* INSTRUCTIONS TO FOLLOW: Since each line must match the original, copy out the records with no differences at all.

....

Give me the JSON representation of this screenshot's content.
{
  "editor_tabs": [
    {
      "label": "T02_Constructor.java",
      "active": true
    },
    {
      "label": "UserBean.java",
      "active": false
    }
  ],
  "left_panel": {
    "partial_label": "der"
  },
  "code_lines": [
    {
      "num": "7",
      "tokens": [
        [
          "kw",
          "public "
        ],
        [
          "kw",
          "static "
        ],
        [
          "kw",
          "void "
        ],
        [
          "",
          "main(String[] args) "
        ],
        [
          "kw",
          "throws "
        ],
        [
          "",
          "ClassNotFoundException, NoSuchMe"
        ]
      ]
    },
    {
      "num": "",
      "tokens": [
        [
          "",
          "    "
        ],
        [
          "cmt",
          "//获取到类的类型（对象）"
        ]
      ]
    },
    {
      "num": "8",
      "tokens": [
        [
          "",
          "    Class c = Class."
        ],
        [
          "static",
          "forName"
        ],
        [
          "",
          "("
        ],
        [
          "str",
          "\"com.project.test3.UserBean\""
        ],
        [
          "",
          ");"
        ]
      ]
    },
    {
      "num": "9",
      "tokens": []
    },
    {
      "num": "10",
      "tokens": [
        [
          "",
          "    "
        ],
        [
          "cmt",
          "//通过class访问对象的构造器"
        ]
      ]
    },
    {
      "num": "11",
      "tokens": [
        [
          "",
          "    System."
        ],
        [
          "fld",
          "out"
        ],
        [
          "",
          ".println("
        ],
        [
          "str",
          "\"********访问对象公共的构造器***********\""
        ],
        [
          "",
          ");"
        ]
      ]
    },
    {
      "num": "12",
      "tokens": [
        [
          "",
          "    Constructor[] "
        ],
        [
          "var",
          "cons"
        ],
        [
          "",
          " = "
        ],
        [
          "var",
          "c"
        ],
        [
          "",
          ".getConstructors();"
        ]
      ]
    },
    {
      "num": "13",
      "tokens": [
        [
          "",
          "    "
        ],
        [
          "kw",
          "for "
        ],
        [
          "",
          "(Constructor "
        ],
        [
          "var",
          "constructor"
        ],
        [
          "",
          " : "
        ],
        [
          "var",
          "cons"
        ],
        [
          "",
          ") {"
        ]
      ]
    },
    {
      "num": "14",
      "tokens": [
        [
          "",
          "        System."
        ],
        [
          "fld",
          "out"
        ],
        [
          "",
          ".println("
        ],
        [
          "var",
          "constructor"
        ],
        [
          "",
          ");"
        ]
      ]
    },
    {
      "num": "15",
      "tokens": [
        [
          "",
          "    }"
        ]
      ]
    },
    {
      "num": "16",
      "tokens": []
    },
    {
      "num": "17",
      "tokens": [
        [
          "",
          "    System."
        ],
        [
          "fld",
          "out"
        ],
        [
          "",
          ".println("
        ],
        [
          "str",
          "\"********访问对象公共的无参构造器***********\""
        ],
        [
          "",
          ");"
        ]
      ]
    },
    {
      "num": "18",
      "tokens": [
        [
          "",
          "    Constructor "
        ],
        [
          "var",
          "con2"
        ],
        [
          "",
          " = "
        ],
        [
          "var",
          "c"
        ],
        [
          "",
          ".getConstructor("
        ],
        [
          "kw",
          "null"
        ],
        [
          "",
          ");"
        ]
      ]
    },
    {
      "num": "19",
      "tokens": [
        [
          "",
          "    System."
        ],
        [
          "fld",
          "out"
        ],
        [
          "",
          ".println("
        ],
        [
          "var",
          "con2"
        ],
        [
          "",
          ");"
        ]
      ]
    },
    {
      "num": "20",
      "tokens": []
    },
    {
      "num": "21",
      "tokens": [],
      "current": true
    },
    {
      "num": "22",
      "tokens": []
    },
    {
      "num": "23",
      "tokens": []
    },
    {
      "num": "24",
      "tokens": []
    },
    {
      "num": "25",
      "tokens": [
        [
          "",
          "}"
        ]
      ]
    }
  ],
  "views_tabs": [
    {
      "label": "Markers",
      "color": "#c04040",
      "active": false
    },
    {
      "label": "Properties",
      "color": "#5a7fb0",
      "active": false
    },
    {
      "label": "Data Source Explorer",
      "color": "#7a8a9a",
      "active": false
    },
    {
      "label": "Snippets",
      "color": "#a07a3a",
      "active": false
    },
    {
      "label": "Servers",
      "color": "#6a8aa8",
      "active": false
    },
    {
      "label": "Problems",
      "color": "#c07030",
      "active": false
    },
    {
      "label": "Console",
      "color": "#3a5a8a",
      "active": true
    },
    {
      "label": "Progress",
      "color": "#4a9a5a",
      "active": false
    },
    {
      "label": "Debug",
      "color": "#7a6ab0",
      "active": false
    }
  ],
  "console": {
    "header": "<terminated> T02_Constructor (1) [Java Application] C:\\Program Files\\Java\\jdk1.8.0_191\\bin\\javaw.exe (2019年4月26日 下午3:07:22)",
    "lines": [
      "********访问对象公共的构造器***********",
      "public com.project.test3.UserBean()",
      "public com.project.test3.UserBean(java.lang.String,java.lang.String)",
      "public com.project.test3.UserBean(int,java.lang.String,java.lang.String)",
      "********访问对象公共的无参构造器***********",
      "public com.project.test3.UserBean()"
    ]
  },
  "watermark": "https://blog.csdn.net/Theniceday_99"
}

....

* RESPONSE:
Give me the JSON representation of this screenshot's content.
{
  "editor_tabs": [
    {
      "label": "T02_Constructor.java",
      "active": true
    },
    {
      "label": "UserBean.java",
      "active": false
    }
  ],
  "left_panel": {
    "partial_label": "der"
  },
  "code_lines": [
    {
      "num": "7",
      "tokens": [
        [
          "kw",
          "public "
        ],
        [
          "kw",
          "static "
        ],
        [
          "kw",
          "void "
        ],
        [
          "",
          "main(String[] args) "
        ],
        [
          "kw",
          "throws "
        ],
        [
          "",
          "ClassNotFoundException, NoSuchMe"
        ]
      ]
    },
    {
      "num": "",
      "tokens": [
        [
          "",
          "    "
        ],
        [
          "cmt",
          "//获取到类的类型（对象）"
        ]
      ]
    },
    {
      "num": "8",
      "tokens": [
        [
          "",
          "    Class c = Class."
        ],
        [
          "static",
          "forName"
        ],
        [
          "",
          "("
        ],
        [
          "str",
          "\"com.project.test3.UserBean\""
        ],
        [
          "",
          ");"
        ]
      ]
    },
    {
      "num": "9",
      "tokens": []
    },
    {
      "num": "10",
      "tokens": [
        [
          "",
          "    "
        ],
        [
          "cmt",
          "//通过class访问对象的构造器"
        ]
      ]
    },
    {
      "num": "11",
      "tokens": [
        [
          "",
          "    System."
        ],
        [
          "fld",
          "out"
        ],
        [
          "",
          ".println("
        ],
        [
          "str",
          "\"********访问对象公共的构造器***********\""
        ],
        [
          "",
          ");"
        ]
      ]
    },
    {
      "num": "12",
      "tokens": [
        [
          "",
          "    Constructor[] "
        ],
        [
          "var",
          "cons"
        ],
        [
          "",
          " = "
        ],
        [
          "var",
          "c"
        ],
        [
          "",
          ".getConstructors();"
        ]
      ]
    },
    {
      "num": "13",
      "tokens": [
        [
          "",
          "    "
        ],
        [
          "kw",
          "for "
        ],
        [
          "",
          "(Constructor "
        ],
        [
          "var",
          "constructor"
        ],
        [
          "",
          " : "
        ],
        [
          "var",
          "cons"
        ],
        [
          "",
          ") {"
        ]
      ]
    },
    {
      "num": "14",
      "tokens": [
        [
          "",
          "        System."
        ],
        [
          "fld",
          "out"
        ],
        [
          "",
          ".println("
        ],
        [
          "var",
          "constructor"
        ],
        [
          "",
          ");"
        ]
      ]
    },
    {
      "num": "15",
      "tokens": [
        [
          "",
          "    }"
        ]
      ]
    },
    {
      "num": "16",
      "tokens": []
    },
    {
      "num": "17",
      "tokens": [
        [
          "",
          "    System."
        ],
        [
          "fld",
          "out"
        ],
        [
          "",
          ".println("
        ],
        [
          "str",
          "\"********访问对象公共的无参构造器***********\""
        ],
        [
          "",
          ");"
        ]
      ]
    },
    {
      "num": "18",
      "tokens": [
        [
          "",
          "    Constructor "
        ],
        [
          "var",
          "con2"
        ],
        [
          "",
          " = "
        ],
        [
          "var",
          "c"
        ],
        [
          "",
          ".getConstructor("
        ],
        [
          "kw",
          "null"
        ],
        [
          "",
          ");"
        ]
      ]
    },
    {
      "num": "19",
      "tokens": [
        [
          "",
          "    System."
        ],
        [
          "fld",
          "out"
        ],
        [
          "",
          ".println("
        ],
        [
          "var",
          "con2"
        ],
        [
          "",
          ");"
        ]
      ]
    },
    {
      "num": "20",
      "tokens": []
    },
    {
      "num": "21",
      "tokens": [],
      "current": true
    },
    {
      "num": "22",
      "tokens": []
    },
    {
      "num": "23",
      "tokens": []
    },
    {
      "num": "24",
      "tokens": []
    },
    {
      "num": "25",
      "tokens": [
        [
          "",
          "}"
        ]
      ]
    }
  ],
  "views_tabs": [
    {
      "label": "Markers",
      "color": "#c04040",
      "active": false
    },
    {
      "label": "Properties",
      "color": "#5a7fb0",
      "active": false
    },
    {
      "label": "Data Source Explorer",
      "color": "#7a8a9a",
      "active": false
    },
    {
      "label": "Snippets",
      "color": "#a07a3a",
      "active": false
    },
    {
      "label": "Servers",
      "color": "#6a8aa8",
      "active": false
    },
    {
      "label": "Problems",
      "color": "#c07030",
      "active": false
    },
    {
      "label": "Console",
      "color": "#3a5a8a",
      "active": true
    },
    {
      "label": "Progress",
      "color": "#4a9a5a",
      "active": false
    },
    {
      "label": "Debug",
      "color": "#7a6ab0",
      "active": false
    }
  ],
  "console": {
    "header": "<terminated> T02_Constructor (1) [Java Application] C:\\Program Files\\Java\\jdk1.8.0_191\\bin\\javaw.exe (2019年4月26日 下午3:07:22)",
    "lines": [
      "********访问对象公共的构造器***********",
      "public com.project.test3.UserBean()",
      "public com.project.test3.UserBean(java.lang.String,java.lang.String)",
      "public com.project.test3.UserBean(int,java.lang.String,java.lang.String)",
      "********访问对象公共的无参构造器***********",
      "public com.project.test3.UserBean()"
    ]
  },
  "watermark": "https://blog.csdn.net/Theniceday_99"
}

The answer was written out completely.